Published online by Cambridge University Press: 03 July 2019
IF PRESSED TO OFFER some sort of a conclusion after the foregoing chapters, it might be something along the following lines. The ballad is what Douglas Gray calls a ‘simple form’ (in musical as well as textual terms), and it is also a backward-looking form, resistant to literary modernity in terms of both style and substance. The ballad, so to speak, carries with it, right to the present day, its own generic past. Those same characteristics have imbued the genre with the flexibility to endure for a very long time and to bear the appearance of a substantially unchanging form. The fact that a few individual ballads actually were around at the end of the Middle Ages, and rather more looked as if they might possibly have been, enabled scholars like Thomas Percy, Walter Scott, Francis James Child, Cecil Sharp, and A. L. Lloyd, from their different perspectives, to identify and theorize continuity. But the same simple form was proving just as adaptable to the production of early modern political ballads and satirical libels, and then to ballads about things like shipwrecks and the opening of new railway lines, which proved mostly less enduring and which have to date attracted less scholarly attention. That is beginning to change now and researchers are starting to engage with ballads in the wider contexts of street literature and popular literary and musical culture.
There is no harm in scholars having singled out for study those ballads that can be linked in some way to the collectanea of the Romantic and the late Victorian and Edwardian periods.

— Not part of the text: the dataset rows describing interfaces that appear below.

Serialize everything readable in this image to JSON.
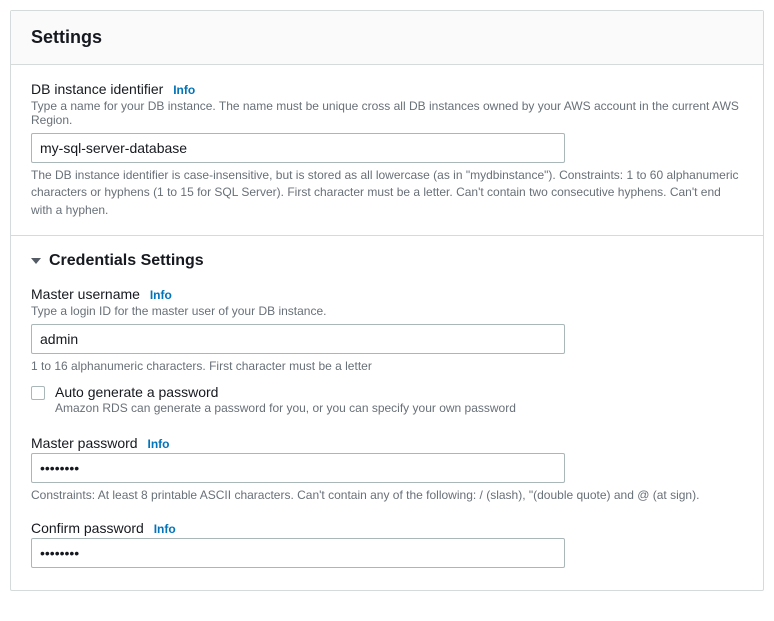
{
  "panel": {
    "title": "Settings"
  },
  "db_identifier": {
    "label": "DB instance identifier",
    "info": "Info",
    "description": "Type a name for your DB instance. The name must be unique cross all DB instances owned by your AWS account in the current AWS Region.",
    "value": "my-sql-server-database",
    "constraint": "The DB instance identifier is case-insensitive, but is stored as all lowercase (as in \"mydbinstance\"). Constraints: 1 to 60 alphanumeric characters or hyphens (1 to 15 for SQL Server). First character must be a letter. Can't contain two consecutive hyphens. Can't end with a hyphen."
  },
  "credentials": {
    "section_title": "Credentials Settings",
    "master_username": {
      "label": "Master username",
      "info": "Info",
      "description": "Type a login ID for the master user of your DB instance.",
      "value": "admin",
      "constraint": "1 to 16 alphanumeric characters. First character must be a letter"
    },
    "auto_generate": {
      "label": "Auto generate a password",
      "description": "Amazon RDS can generate a password for you, or you can specify your own password",
      "checked": false
    },
    "master_password": {
      "label": "Master password",
      "info": "Info",
      "value": "••••••••",
      "constraint": "Constraints: At least 8 printable ASCII characters. Can't contain any of the following: / (slash), \"(double quote) and @ (at sign)."
    },
    "confirm_password": {
      "label": "Confirm password",
      "info": "Info",
      "value": "••••••••"
    }
  }
}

Indeed, there is good reason for their having done so, frequently on aesthetic grounds, but also because they constitute a corpus of songs that held a value for working men and women, especially in the decades running up to the First World War, in the face of rapid social and cultural change. But there are two points to bear in mind here. (i) Those ballads that were actually current in earlier times did not necessarily carry the same cultural status then as they did at this later date, once they had come to be particularly valued for their perceived age. (ii) Both early and late, all of the ballads shared often exactly the same cultural marketplace with all sorts of other verses and songs.